• **TASK OBJECTIVE**
Gather the lines below that include the string "kind", copying each in full.

+++ RECORDS FOR THE TASK +++

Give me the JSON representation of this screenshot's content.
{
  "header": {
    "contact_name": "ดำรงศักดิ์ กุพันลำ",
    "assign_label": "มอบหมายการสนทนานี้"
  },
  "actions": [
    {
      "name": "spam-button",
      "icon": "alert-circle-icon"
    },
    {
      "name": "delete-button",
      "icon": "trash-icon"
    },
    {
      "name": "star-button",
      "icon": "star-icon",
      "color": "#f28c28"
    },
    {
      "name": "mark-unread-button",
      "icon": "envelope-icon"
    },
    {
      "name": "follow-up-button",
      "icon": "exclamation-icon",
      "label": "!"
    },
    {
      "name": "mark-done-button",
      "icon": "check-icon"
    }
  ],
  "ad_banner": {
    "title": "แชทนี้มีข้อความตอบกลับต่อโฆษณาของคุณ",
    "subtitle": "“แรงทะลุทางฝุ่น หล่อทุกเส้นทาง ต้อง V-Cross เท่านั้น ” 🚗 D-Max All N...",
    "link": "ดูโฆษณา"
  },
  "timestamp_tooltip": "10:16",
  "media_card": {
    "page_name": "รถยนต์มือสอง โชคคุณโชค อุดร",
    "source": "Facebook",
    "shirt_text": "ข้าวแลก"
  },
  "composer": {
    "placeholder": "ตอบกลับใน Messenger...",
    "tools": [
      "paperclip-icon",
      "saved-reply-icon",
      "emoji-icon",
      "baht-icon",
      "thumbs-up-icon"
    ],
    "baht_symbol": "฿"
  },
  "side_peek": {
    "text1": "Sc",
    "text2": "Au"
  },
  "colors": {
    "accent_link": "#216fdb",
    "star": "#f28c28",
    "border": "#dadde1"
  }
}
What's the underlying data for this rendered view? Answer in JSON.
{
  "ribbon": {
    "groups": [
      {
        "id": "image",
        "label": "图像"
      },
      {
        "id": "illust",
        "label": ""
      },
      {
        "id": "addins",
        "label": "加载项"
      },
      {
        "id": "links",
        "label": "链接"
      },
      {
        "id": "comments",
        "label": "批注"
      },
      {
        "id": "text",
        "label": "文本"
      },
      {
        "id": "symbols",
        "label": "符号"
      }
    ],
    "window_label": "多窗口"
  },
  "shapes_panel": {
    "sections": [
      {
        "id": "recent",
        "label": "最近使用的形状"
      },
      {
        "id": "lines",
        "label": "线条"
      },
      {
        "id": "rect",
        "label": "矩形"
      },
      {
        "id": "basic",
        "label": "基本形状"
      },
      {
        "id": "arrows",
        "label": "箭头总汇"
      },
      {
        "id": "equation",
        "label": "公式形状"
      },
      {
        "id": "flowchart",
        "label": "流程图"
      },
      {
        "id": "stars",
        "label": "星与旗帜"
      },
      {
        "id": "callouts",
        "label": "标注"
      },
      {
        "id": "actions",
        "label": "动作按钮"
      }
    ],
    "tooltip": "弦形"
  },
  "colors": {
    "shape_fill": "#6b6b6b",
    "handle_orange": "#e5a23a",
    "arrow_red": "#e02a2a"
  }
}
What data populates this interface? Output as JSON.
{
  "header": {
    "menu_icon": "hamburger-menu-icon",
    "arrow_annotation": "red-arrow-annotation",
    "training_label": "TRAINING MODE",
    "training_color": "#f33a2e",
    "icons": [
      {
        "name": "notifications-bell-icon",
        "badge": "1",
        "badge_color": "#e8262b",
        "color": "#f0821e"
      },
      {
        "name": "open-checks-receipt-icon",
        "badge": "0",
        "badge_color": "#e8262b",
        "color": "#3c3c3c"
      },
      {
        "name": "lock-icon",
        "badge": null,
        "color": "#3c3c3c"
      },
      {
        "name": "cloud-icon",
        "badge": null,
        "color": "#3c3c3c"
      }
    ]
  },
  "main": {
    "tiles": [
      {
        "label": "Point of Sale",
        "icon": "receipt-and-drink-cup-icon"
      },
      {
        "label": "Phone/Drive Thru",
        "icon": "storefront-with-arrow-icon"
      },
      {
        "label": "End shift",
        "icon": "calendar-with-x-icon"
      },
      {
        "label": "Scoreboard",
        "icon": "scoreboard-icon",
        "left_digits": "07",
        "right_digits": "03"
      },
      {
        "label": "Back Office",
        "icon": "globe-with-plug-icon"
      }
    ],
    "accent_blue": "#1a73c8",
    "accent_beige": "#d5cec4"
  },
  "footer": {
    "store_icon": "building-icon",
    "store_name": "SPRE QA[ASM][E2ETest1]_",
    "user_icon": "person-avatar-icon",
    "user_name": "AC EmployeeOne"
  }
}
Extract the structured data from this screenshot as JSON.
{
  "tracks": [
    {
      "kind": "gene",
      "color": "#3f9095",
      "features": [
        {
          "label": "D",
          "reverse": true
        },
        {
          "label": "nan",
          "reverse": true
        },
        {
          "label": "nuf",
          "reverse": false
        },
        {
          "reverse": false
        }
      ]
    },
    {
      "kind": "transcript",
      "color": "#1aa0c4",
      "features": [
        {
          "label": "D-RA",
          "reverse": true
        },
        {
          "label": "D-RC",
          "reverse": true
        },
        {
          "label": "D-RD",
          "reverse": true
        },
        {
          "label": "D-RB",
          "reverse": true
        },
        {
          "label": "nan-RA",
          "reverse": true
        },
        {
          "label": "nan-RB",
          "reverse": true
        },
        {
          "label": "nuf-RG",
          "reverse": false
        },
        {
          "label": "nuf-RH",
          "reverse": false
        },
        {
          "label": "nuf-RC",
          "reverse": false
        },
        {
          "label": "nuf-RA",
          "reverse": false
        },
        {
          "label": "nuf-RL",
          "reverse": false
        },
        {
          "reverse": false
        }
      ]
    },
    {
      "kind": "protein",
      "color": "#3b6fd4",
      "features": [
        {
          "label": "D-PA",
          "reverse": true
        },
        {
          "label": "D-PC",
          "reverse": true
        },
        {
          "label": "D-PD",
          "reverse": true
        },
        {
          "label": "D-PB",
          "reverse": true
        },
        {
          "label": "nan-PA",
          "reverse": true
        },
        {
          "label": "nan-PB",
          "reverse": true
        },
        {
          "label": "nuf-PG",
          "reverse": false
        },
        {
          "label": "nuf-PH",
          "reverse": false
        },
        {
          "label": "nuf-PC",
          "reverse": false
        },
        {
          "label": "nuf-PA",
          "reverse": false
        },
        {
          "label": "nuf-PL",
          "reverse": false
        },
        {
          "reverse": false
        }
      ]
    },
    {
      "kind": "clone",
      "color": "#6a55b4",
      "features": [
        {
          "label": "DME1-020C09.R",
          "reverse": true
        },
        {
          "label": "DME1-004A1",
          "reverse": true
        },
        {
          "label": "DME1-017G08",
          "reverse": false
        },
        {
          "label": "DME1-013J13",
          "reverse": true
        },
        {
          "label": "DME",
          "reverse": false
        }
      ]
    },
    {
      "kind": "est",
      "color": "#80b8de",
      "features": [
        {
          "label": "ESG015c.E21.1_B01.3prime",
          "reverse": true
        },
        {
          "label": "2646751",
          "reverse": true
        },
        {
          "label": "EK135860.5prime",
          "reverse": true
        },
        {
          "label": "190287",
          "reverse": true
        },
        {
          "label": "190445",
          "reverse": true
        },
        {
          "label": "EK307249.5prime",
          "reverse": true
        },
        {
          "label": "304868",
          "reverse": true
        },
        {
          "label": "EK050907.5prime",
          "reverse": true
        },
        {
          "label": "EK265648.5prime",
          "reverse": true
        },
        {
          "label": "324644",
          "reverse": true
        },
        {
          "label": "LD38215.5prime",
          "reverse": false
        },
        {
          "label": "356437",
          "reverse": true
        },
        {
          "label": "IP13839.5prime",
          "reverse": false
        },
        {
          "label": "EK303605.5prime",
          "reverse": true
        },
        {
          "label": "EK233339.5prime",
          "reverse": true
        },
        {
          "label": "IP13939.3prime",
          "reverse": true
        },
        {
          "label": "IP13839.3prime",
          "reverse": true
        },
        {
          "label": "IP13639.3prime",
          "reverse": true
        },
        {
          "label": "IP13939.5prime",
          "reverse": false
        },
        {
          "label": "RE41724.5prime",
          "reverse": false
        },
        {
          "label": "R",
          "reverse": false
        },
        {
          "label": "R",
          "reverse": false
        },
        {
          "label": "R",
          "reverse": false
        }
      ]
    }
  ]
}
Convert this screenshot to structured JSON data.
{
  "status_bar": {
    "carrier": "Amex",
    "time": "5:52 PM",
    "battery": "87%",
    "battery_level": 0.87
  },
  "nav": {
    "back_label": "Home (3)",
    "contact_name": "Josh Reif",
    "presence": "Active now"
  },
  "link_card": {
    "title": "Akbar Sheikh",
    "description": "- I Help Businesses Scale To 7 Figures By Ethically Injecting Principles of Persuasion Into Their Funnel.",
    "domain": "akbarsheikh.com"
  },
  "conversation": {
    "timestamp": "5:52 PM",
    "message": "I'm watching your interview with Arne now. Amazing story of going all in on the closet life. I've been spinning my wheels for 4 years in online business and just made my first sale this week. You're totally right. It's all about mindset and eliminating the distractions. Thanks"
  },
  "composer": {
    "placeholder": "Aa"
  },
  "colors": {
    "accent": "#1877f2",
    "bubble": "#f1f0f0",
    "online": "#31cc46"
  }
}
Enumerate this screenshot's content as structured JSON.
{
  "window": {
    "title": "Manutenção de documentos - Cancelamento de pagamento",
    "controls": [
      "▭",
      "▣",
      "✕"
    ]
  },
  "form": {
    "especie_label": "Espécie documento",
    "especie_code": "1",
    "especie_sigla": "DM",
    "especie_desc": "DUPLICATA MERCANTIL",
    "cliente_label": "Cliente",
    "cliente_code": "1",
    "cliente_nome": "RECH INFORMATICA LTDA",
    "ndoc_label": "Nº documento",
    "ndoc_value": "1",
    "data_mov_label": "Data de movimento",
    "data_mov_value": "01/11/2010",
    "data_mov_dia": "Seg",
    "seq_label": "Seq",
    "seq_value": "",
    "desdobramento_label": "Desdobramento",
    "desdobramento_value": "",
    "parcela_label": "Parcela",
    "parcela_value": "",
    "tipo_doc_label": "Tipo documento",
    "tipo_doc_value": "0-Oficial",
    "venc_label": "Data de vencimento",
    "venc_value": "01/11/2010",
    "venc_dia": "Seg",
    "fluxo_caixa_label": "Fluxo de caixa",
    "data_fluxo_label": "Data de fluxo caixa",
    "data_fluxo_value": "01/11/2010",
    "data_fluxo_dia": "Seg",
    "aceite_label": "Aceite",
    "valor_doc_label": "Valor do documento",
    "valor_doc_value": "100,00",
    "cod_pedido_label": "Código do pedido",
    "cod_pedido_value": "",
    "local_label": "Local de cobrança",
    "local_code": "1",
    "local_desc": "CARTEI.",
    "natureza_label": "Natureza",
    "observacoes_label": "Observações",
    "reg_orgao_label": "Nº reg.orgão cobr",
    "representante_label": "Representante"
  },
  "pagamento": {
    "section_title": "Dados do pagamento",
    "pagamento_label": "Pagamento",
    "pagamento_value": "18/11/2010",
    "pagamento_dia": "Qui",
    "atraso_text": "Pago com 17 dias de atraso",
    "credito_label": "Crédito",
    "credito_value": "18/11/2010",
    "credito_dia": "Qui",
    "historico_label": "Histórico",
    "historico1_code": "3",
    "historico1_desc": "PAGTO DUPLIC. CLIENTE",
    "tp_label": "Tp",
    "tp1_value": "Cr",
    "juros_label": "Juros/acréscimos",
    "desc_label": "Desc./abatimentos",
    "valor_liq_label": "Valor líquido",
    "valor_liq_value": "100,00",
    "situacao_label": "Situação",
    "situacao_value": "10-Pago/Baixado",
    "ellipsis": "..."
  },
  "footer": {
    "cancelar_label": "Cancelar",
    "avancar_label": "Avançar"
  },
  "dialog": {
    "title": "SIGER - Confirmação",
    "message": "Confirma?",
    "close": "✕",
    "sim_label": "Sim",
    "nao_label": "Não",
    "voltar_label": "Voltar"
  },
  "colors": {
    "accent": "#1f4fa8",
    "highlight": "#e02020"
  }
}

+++

• **RESULT FOR THIS EXERCISE**
      "kind": "gene",
      "kind": "transcript",
      "kind": "protein",
      "kind": "clone",
      "kind": "est",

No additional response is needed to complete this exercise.